Despite advances in the policy and control of small arms and light weapons in West Africa, they still pose a very real threat to the stability and development of the sub‐region. While the ECOWAS Convention on Small Arms and Light Weapons, Their Ammunition and Other Related Materials entered into force in 2009 (and was ratified by Ghana a year later) the flow and use of SALW in West Africa is still widespread.
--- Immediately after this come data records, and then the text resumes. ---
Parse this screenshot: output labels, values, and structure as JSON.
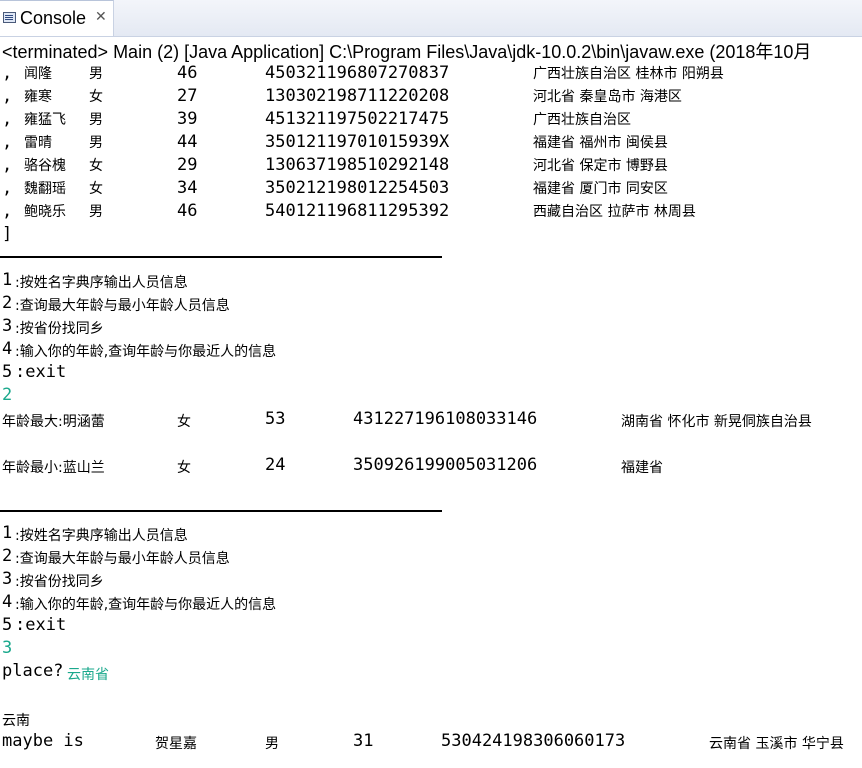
{
  "tab": {
    "label": "Console",
    "close": "✕",
    "icon": "console-icon"
  },
  "status_line": "<terminated> Main (2) [Java Application] C:\\Program Files\\Java\\jdk-10.0.2\\bin\\javaw.exe (2018年10月",
  "people": [
    {
      "prefix": ",",
      "name": "闻隆",
      "gender": "男",
      "age": "46",
      "id": "450321196807270837",
      "region": "广西壮族自治区 桂林市 阳朔县"
    },
    {
      "prefix": ",",
      "name": "雍寒",
      "gender": "女",
      "age": "27",
      "id": "130302198711220208",
      "region": "河北省 秦皇岛市 海港区"
    },
    {
      "prefix": ",",
      "name": "雍猛飞",
      "gender": "男",
      "age": "39",
      "id": "451321197502217475",
      "region": "广西壮族自治区"
    },
    {
      "prefix": ",",
      "name": "雷晴",
      "gender": "男",
      "age": "44",
      "id": "35012119701015939X",
      "region": "福建省 福州市 闽侯县"
    },
    {
      "prefix": ",",
      "name": "骆谷槐",
      "gender": "女",
      "age": "29",
      "id": "130637198510292148",
      "region": "河北省 保定市 博野县"
    },
    {
      "prefix": ",",
      "name": "魏翻瑶",
      "gender": "女",
      "age": "34",
      "id": "350212198012254503",
      "region": "福建省 厦门市 同安区"
    },
    {
      "prefix": ",",
      "name": "鲍晓乐",
      "gender": "男",
      "age": "46",
      "id": "540121196811295392",
      "region": "西藏自治区 拉萨市 林周县"
    }
  ],
  "closing_bracket": "]",
  "menu1": [
    {
      "num": "1",
      "text": ":按姓名字典序输出人员信息"
    },
    {
      "num": "2",
      "text": ":查询最大年龄与最小年龄人员信息"
    },
    {
      "num": "3",
      "text": ":按省份找同乡"
    },
    {
      "num": "4",
      "text": ":输入你的年龄,查询年龄与你最近人的信息"
    },
    {
      "num": "5",
      "text": ":exit"
    }
  ],
  "input1": "2",
  "oldest": {
    "label": "年龄最大:明涵蕾",
    "gender": "女",
    "age": "53",
    "id": "431227196108033146",
    "region": "湖南省 怀化市 新晃侗族自治县"
  },
  "youngest": {
    "label": "年龄最小:蓝山兰",
    "gender": "女",
    "age": "24",
    "id": "350926199005031206",
    "region": "福建省"
  },
  "menu2": [
    {
      "num": "1",
      "text": ":按姓名字典序输出人员信息"
    },
    {
      "num": "2",
      "text": ":查询最大年龄与最小年龄人员信息"
    },
    {
      "num": "3",
      "text": ":按省份找同乡"
    },
    {
      "num": "4",
      "text": ":输入你的年龄,查询年龄与你最近人的信息"
    },
    {
      "num": "5",
      "text": ":exit"
    }
  ],
  "input2": "3",
  "place_prompt": "place?",
  "place_input": "云南省",
  "province": "云南",
  "match": {
    "prefix": "maybe is",
    "name": "贺星嘉",
    "gender": "男",
    "age": "31",
    "id": "530424198306060173",
    "region": "云南省 玉溪市 华宁县"
  }
}
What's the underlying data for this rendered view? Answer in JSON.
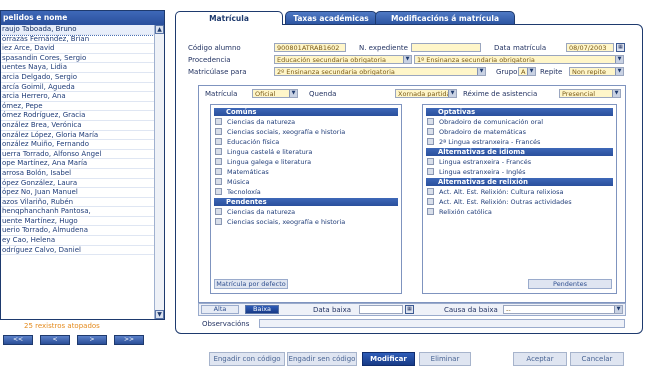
{
  "list": {
    "header": "pelidos e nome",
    "items": [
      "raujo Taboada, Bruno",
      "orrazás Fernández, Brian",
      "iez Arce, David",
      "spasandin Cores, Sergio",
      "uentes Naya, Lidia",
      "arcia Delgado, Sergio",
      "arcía Goimil, Águeda",
      "arcia Herrero, Ana",
      "ómez, Pepe",
      "ómez Rodríguez, Gracia",
      "onzález Brea, Verónica",
      "onzález López, Gloria María",
      "onzález Muiño, Fernando",
      "uerra Torrado, Alfonso Ángel",
      "ope Martínez, Ana María",
      "arrosa Bolón, Isabel",
      "ópez González, Laura",
      "ópez No, Juan Manuel",
      "azos Vilariño, Rubén",
      "henqphanchanh Pantosa,",
      "uente Martínez, Hugo",
      "uerio Torrado, Almudena",
      "ey Cao, Helena",
      "odríguez Calvo, Daniel"
    ],
    "records_label": "25 rexistros atopados",
    "nav": [
      "<<",
      "<",
      ">",
      ">>"
    ]
  },
  "tabs": [
    "Matrícula",
    "Taxas académicas",
    "Modificacións á matrícula"
  ],
  "form": {
    "codigo_label": "Código alumno",
    "codigo_value": "900801ATRAB1602",
    "expediente_label": "N. expediente",
    "expediente_value": "",
    "data_matricula_label": "Data matrícula",
    "data_matricula_value": "08/07/2003",
    "procedencia_label": "Procedencia",
    "procedencia_value1": "Educación secundaria obrigatoria",
    "procedencia_value2": "1º Ensinanza secundaria obrigatoria",
    "matriculase_label": "Matricúlase para",
    "matriculase_value": "2º Ensinanza secundaria obrigatoria",
    "grupo_label": "Grupo",
    "grupo_value": "A",
    "repite_label": "Repite",
    "repite_value": "Non repite",
    "matricula_label": "Matrícula",
    "matricula_value": "Oficial",
    "quenda_label": "Quenda",
    "quenda_value": "Xornada partida",
    "rexime_label": "Réxime de asistencia",
    "rexime_value": "Presencial"
  },
  "subjects_left": {
    "comuns_header": "Comúns",
    "comuns": [
      "Ciencias da natureza",
      "Ciencias sociais, xeografía e historia",
      "Educación física",
      "Lingua castelá e literatura",
      "Lingua galega e literatura",
      "Matemáticas",
      "Música",
      "Tecnoloxía"
    ],
    "pendentes_header": "Pendentes",
    "pendentes": [
      "Ciencias da natureza",
      "Ciencias sociais, xeografía e historia"
    ],
    "default_button": "Matrícula por defecto"
  },
  "subjects_right": {
    "optativas_header": "Optativas",
    "optativas": [
      "Obradoiro de comunicación oral",
      "Obradoiro de matemáticas",
      "2ª Lingua estranxeira - Francés"
    ],
    "idioma_header": "Alternativas de idioma",
    "idioma": [
      "Lingua estranxeira - Francés",
      "Lingua estranxeira - Inglés"
    ],
    "relixion_header": "Alternativas de relixión",
    "relixion": [
      "Act. Alt. Est. Relixión: Cultura relixiosa",
      "Act. Alt. Est. Relixión: Outras actividades",
      "Relixión católica"
    ],
    "pendentes_button": "Pendentes"
  },
  "status": {
    "alta": "Alta",
    "baixa": "Baixa",
    "data_baixa_label": "Data baixa",
    "causa_label": "Causa da baixa",
    "causa_value": "--",
    "observacions_label": "Observacións"
  },
  "actions": [
    "Engadir con código",
    "Engadir sen código",
    "Modificar",
    "Eliminar",
    "Aceptar",
    "Cancelar"
  ],
  "colors": {
    "accent": "#2a4f9c",
    "field_bg": "#fff6c9",
    "records_text": "#e48a1c"
  }
}
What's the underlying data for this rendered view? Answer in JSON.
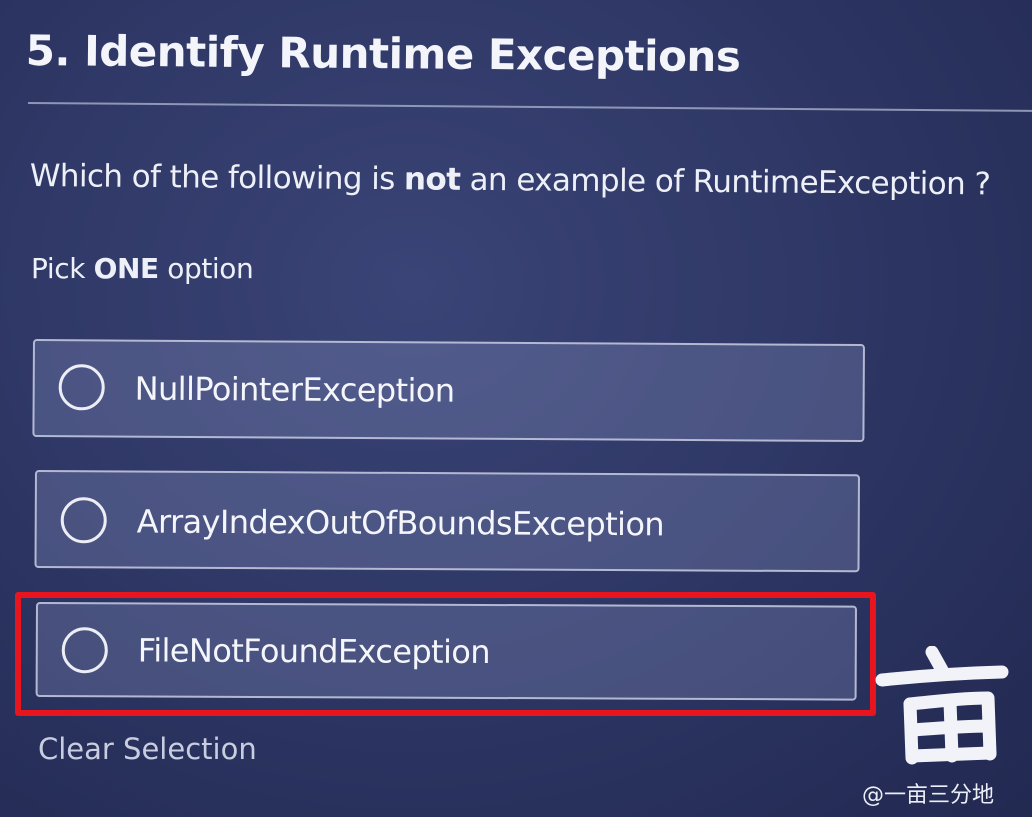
{
  "question": {
    "title": "5. Identify Runtime Exceptions",
    "prompt_before": "Which of the following is ",
    "prompt_emphasis": "not",
    "prompt_after": " an example of RuntimeException ?",
    "instruction_before": "Pick ",
    "instruction_emphasis": "ONE",
    "instruction_after": " option"
  },
  "options": [
    {
      "label": "NullPointerException",
      "selected": false
    },
    {
      "label": "ArrayIndexOutOfBoundsException",
      "selected": false
    },
    {
      "label": "FileNotFoundException",
      "selected": false
    }
  ],
  "highlight": {
    "color": "#e8141e",
    "target_option": "FileNotFoundException"
  },
  "actions": {
    "clear_selection": "Clear Selection"
  },
  "watermark": {
    "logo_char": "亩",
    "text": "@一亩三分地"
  },
  "colors": {
    "background": "#2f3866",
    "option_fill": "#5a6291",
    "option_border": "#b3b9d3",
    "highlight": "#e8141e",
    "text": "#ffffff"
  },
  "icons": {
    "option_marker": "radio-circle-icon"
  }
}
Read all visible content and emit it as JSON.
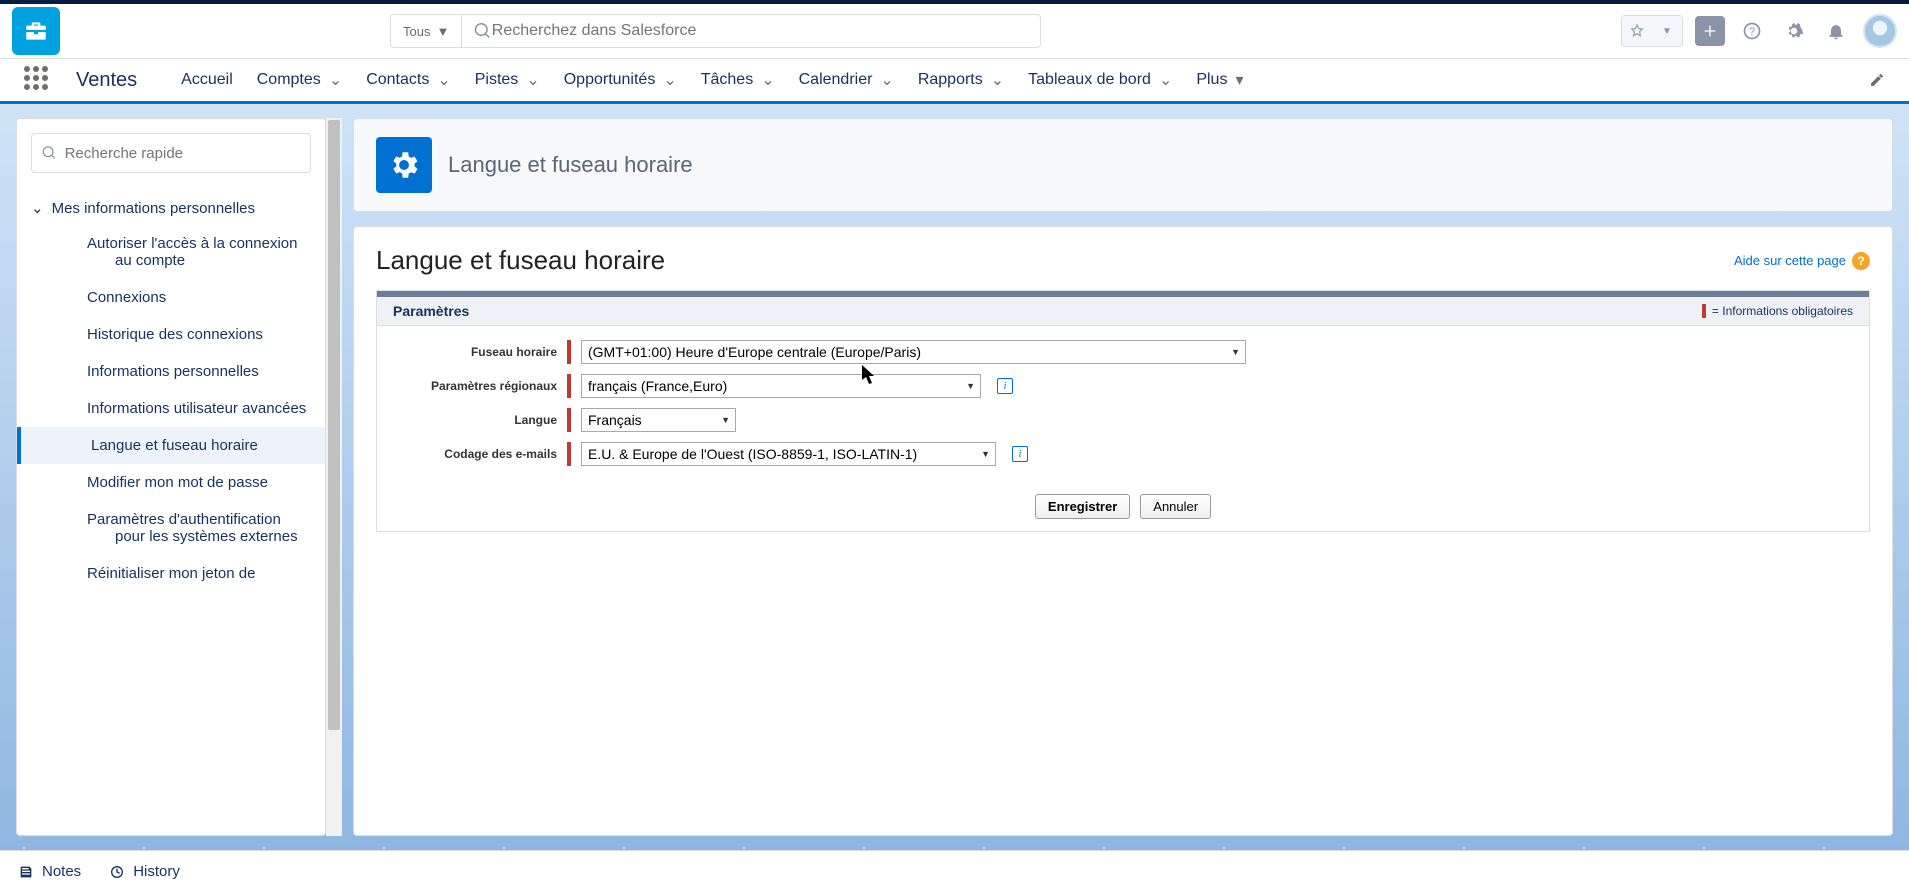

There are an estimated eight million small arms in circulation throughout West Africa, exacerbating conflicts and limiting development. Small arms are used in everything from armed robberies and ethnic and tribal feuds to armed insurrections, rebel activities and terrorism. SALW have played a central and destabilising role in conflicts in Sierra Leone, Liberia and most recently Côte d’Ivoire and Guinea. Research by Oxfam International, IANSA (International Action Network on Small Arms) and Saferworld puts the cost of conflicts in limiting Africa development between 1995 and 2005 at approximately $300 billion.